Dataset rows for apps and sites
★ ★ ★ ★

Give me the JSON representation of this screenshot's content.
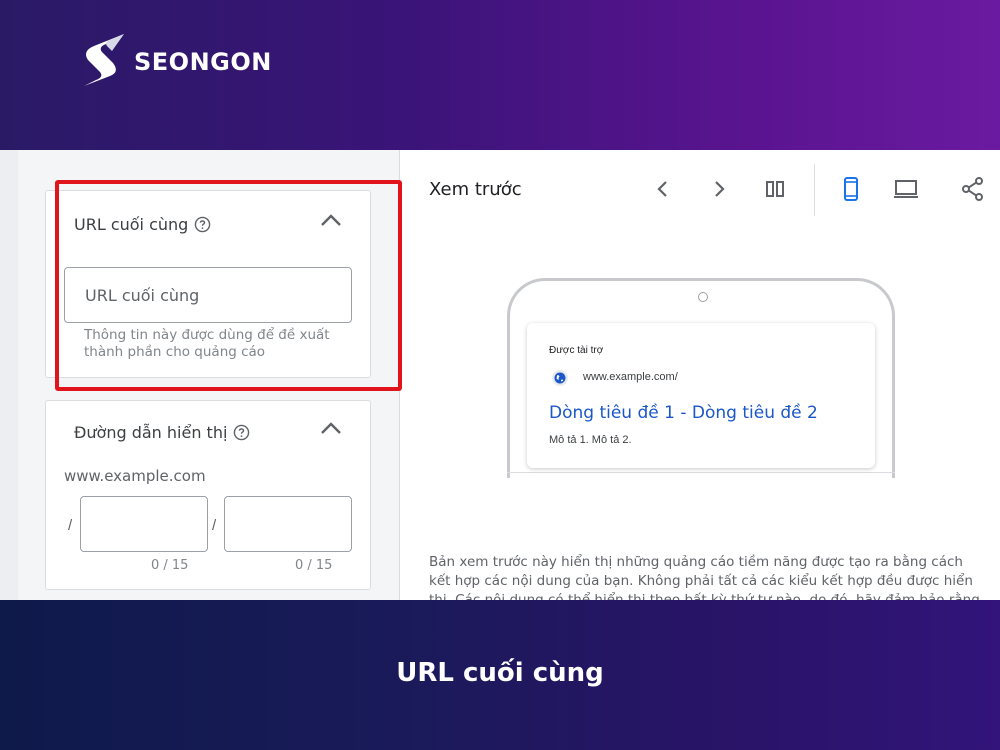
{
  "brand": {
    "name": "SEONGON"
  },
  "final_url_section": {
    "title": "URL cuối cùng",
    "input_placeholder": "URL cuối cùng",
    "input_value": "",
    "helper_text": "Thông tin này được dùng để đề xuất thành phần cho quảng cáo"
  },
  "display_path_section": {
    "title": "Đường dẫn hiển thị",
    "domain": "www.example.com",
    "separator": "/",
    "path1": {
      "value": "",
      "counter": "0 / 15"
    },
    "path2": {
      "value": "",
      "counter": "0 / 15"
    }
  },
  "preview": {
    "title": "Xem trước",
    "toolbar_icons": [
      "chevron-left-icon",
      "chevron-right-icon",
      "columns-icon",
      "mobile-icon",
      "desktop-icon",
      "share-icon"
    ],
    "active_device": "mobile",
    "ad": {
      "sponsored_label": "Được tài trợ",
      "url": "www.example.com/",
      "headline": "Dòng tiêu đề 1 - Dòng tiêu đề 2",
      "description": "Mô tả 1. Mô tả 2."
    },
    "disclaimer": "Bản xem trước này hiển thị những quảng cáo tiềm năng được tạo ra bằng cách kết hợp các nội dung của bạn. Không phải tất cả các kiểu kết hợp đều được hiển thị. Các nội dung có thể hiển thị theo bất kỳ thứ tự nào, do đó, hãy đảm bảo rằng các"
  },
  "caption": "URL cuối cùng",
  "colors": {
    "highlight": "#e0141a",
    "link_blue": "#1a57c8",
    "active_icon": "#1a73e8",
    "icon_gray": "#5f6368"
  }
}
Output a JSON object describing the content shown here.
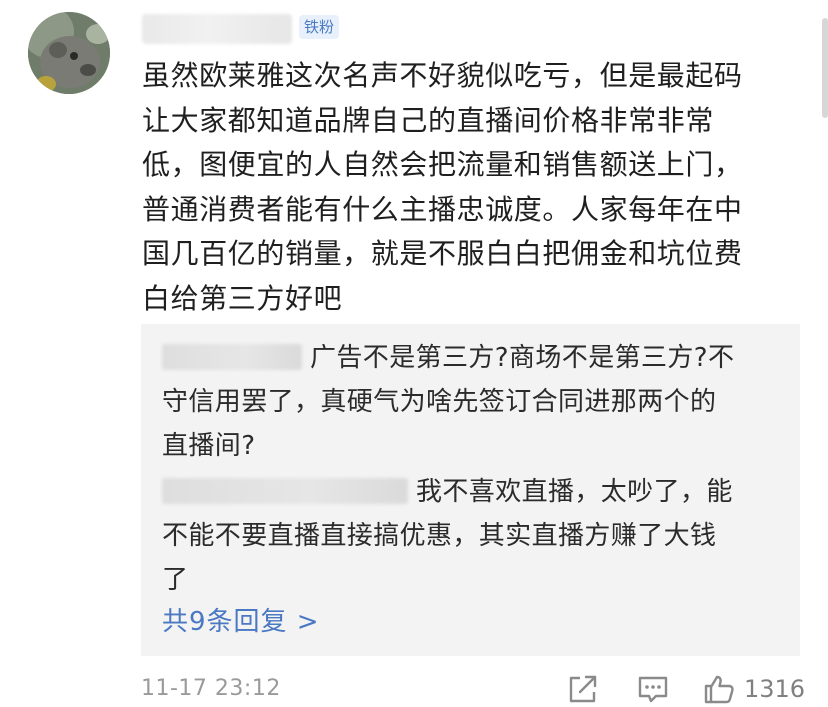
{
  "comment": {
    "badge": "铁粉",
    "lines": [
      "虽然欧莱雅这次名声不好貌似吃亏，但是最起码",
      "让大家都知道品牌自己的直播间价格非常非常",
      "低，图便宜的人自然会把流量和销售额送上门，",
      "普通消费者能有什么主播忠诚度。人家每年在中",
      "国几百亿的销量，就是不服白白把佣金和坑位费",
      "白给第三方好吧"
    ]
  },
  "replies": [
    {
      "lines": [
        "广告不是第三方?商场不是第三方?不",
        "守信用罢了，真硬气为啥先签订合同进那两个的",
        "直播间?"
      ]
    },
    {
      "lines": [
        "我不喜欢直播，太吵了，能",
        "不能不要直播直接搞优惠，其实直播方赚了大钱",
        "了"
      ]
    }
  ],
  "more_replies": "共9条回复 >",
  "footer": {
    "timestamp": "11-17 23:12",
    "like_count": "1316",
    "icons": [
      "share-icon",
      "comment-icon",
      "like-icon"
    ]
  },
  "colors": {
    "link": "#4a78c2",
    "badge_text": "#4a7cc6",
    "badge_bg": "#e8f0fb",
    "reply_bg": "#f3f3f3",
    "muted": "#9a9a9a"
  }
}
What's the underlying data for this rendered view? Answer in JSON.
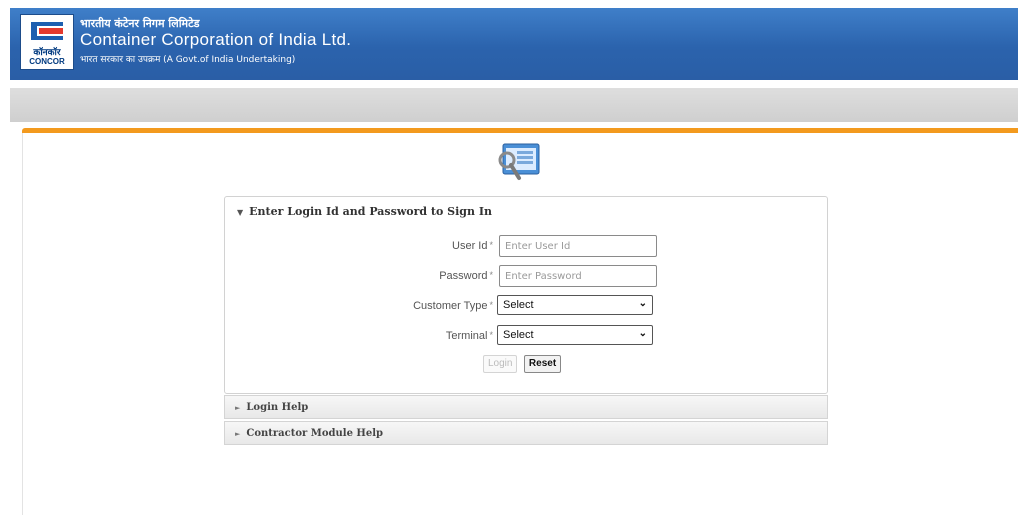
{
  "header": {
    "logo_hindi": "कॉनकॉर",
    "logo_text": "CONCOR",
    "org_name_hindi": "भारतीय कंटेनर निगम लिमिटेड",
    "org_name": "Container Corporation of India Ltd.",
    "org_subtitle": "भारत सरकार का उपक्रम (A Govt.of India Undertaking)"
  },
  "login": {
    "section_title": "Enter Login Id and Password to Sign In",
    "fields": {
      "user_id": {
        "label": "User Id",
        "required": "*",
        "placeholder": "Enter User Id"
      },
      "password": {
        "label": "Password",
        "required": "*",
        "placeholder": "Enter Password"
      },
      "customer_type": {
        "label": "Customer Type",
        "required": "*",
        "value": "Select"
      },
      "terminal": {
        "label": "Terminal",
        "required": "*",
        "value": "Select"
      }
    },
    "buttons": {
      "login": "Login",
      "reset": "Reset"
    }
  },
  "accordion": {
    "login_help": "Login Help",
    "contractor_help": "Contractor Module Help"
  },
  "colors": {
    "header_blue": "#2b63ad",
    "accent_orange": "#f39a1e"
  }
}
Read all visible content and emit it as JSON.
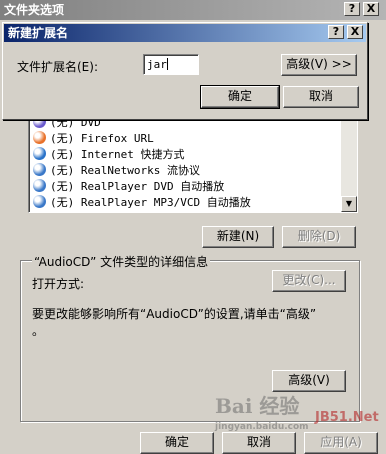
{
  "main_window": {
    "title": "文件夹选项",
    "help_btn": "?",
    "close_btn": "X"
  },
  "modal": {
    "title": "新建扩展名",
    "help_btn": "?",
    "close_btn": "X",
    "ext_label": "文件扩展名(E):",
    "ext_value": "jar",
    "advanced_btn": "高级(V) >>",
    "ok_btn": "确定",
    "cancel_btn": "取消"
  },
  "file_types": {
    "items": [
      {
        "label": "(无) DVD",
        "icon": "dvd-icon",
        "color": "#6a5acd"
      },
      {
        "label": "(无) Firefox URL",
        "icon": "firefox-icon",
        "color": "#e8712a"
      },
      {
        "label": "(无) Internet 快捷方式",
        "icon": "ie-icon",
        "color": "#2a73c9"
      },
      {
        "label": "(无) RealNetworks 流协议",
        "icon": "realplayer-icon",
        "color": "#3a78c8"
      },
      {
        "label": "(无) RealPlayer DVD 自动播放",
        "icon": "realplayer-icon",
        "color": "#3a78c8"
      },
      {
        "label": "(无) RealPlayer MP3/VCD 自动播放",
        "icon": "realplayer-icon",
        "color": "#3a78c8"
      }
    ],
    "new_btn": "新建(N)",
    "delete_btn": "删除(D)"
  },
  "details": {
    "group_title": "“AudioCD” 文件类型的详细信息",
    "open_with_label": "打开方式:",
    "change_btn": "更改(C)...",
    "info_text_1": "要更改能够影响所有“AudioCD”的设置,请单击“高级”",
    "info_text_2": "。",
    "advanced_btn": "高级(V)"
  },
  "footer": {
    "ok_btn": "确定",
    "cancel_btn": "取消",
    "apply_btn": "应用(A)"
  },
  "watermark": {
    "logo": "Bai 经验",
    "site": "JB51.Net",
    "url": "jingyan.baidu.com"
  }
}
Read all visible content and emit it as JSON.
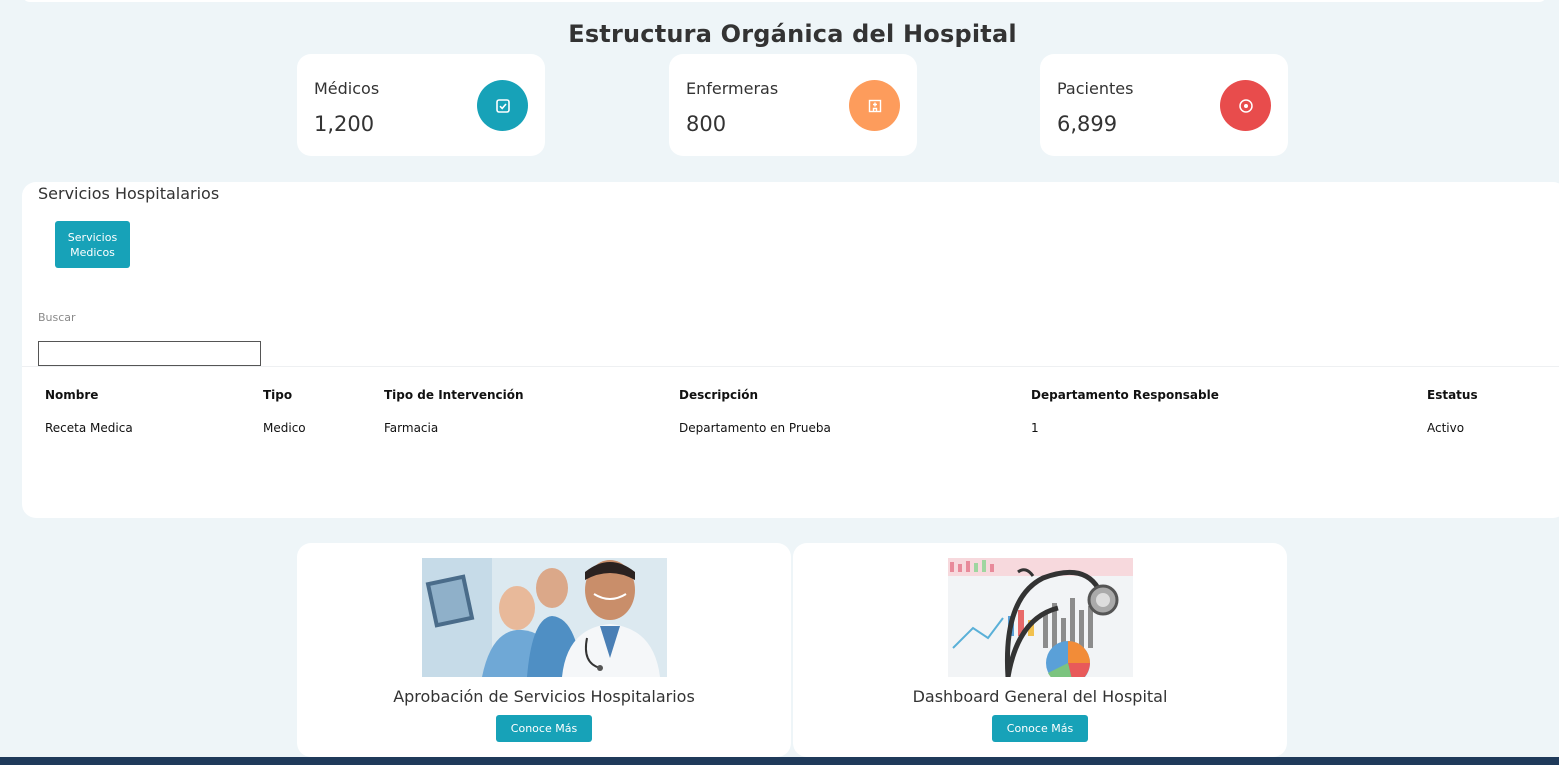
{
  "page_title": "Estructura Orgánica del Hospital",
  "stats": [
    {
      "label": "Médicos",
      "value": "1,200",
      "icon": "clipboard-check-icon",
      "color": "#17a2b8"
    },
    {
      "label": "Enfermeras",
      "value": "800",
      "icon": "hospital-building-icon",
      "color": "#fd9c5c"
    },
    {
      "label": "Pacientes",
      "value": "6,899",
      "icon": "target-icon",
      "color": "#e84c4c"
    }
  ],
  "services": {
    "title": "Servicios Hospitalarios",
    "tab_label": "Servicios Medicos",
    "search_label": "Buscar",
    "search_value": "",
    "columns": [
      "Nombre",
      "Tipo",
      "Tipo de Intervención",
      "Descripción",
      "Departamento Responsable",
      "Estatus"
    ],
    "rows": [
      [
        "Receta Medica",
        "Medico",
        "Farmacia",
        "Departamento en Prueba",
        "1",
        "Activo"
      ]
    ]
  },
  "cards": [
    {
      "title": "Aprobación de Servicios Hospitalarios",
      "button": "Conoce Más",
      "image": "doctors-photo"
    },
    {
      "title": "Dashboard General del Hospital",
      "button": "Conoce Más",
      "image": "stethoscope-charts-photo"
    }
  ],
  "accent_color": "#17a2b8"
}
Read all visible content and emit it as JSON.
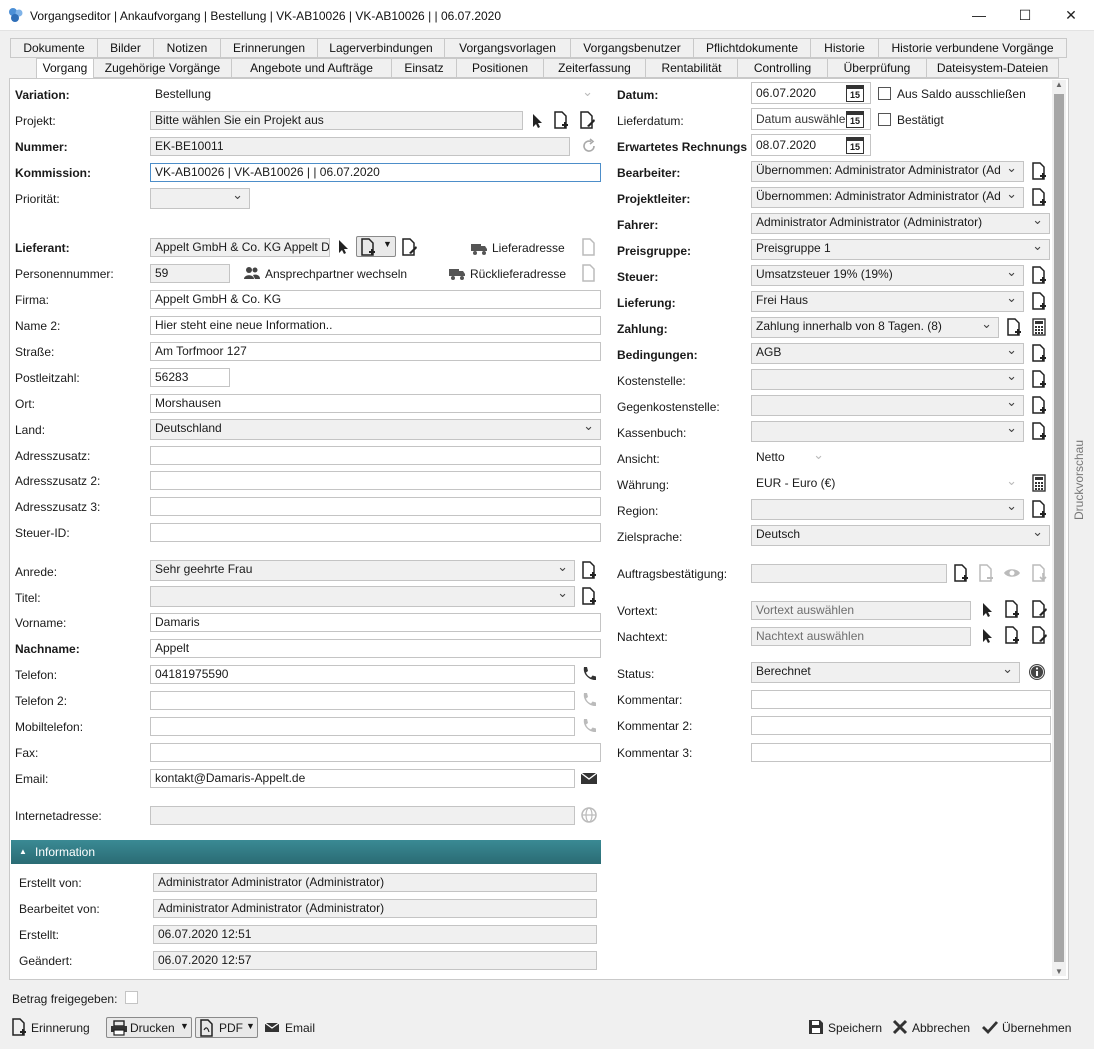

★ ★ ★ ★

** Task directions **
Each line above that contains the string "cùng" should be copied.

** Response area **
    "title": "URL cuối cùng",
    "input_placeholder": "URL cuối cùng",
  "caption": "URL cuối cùng",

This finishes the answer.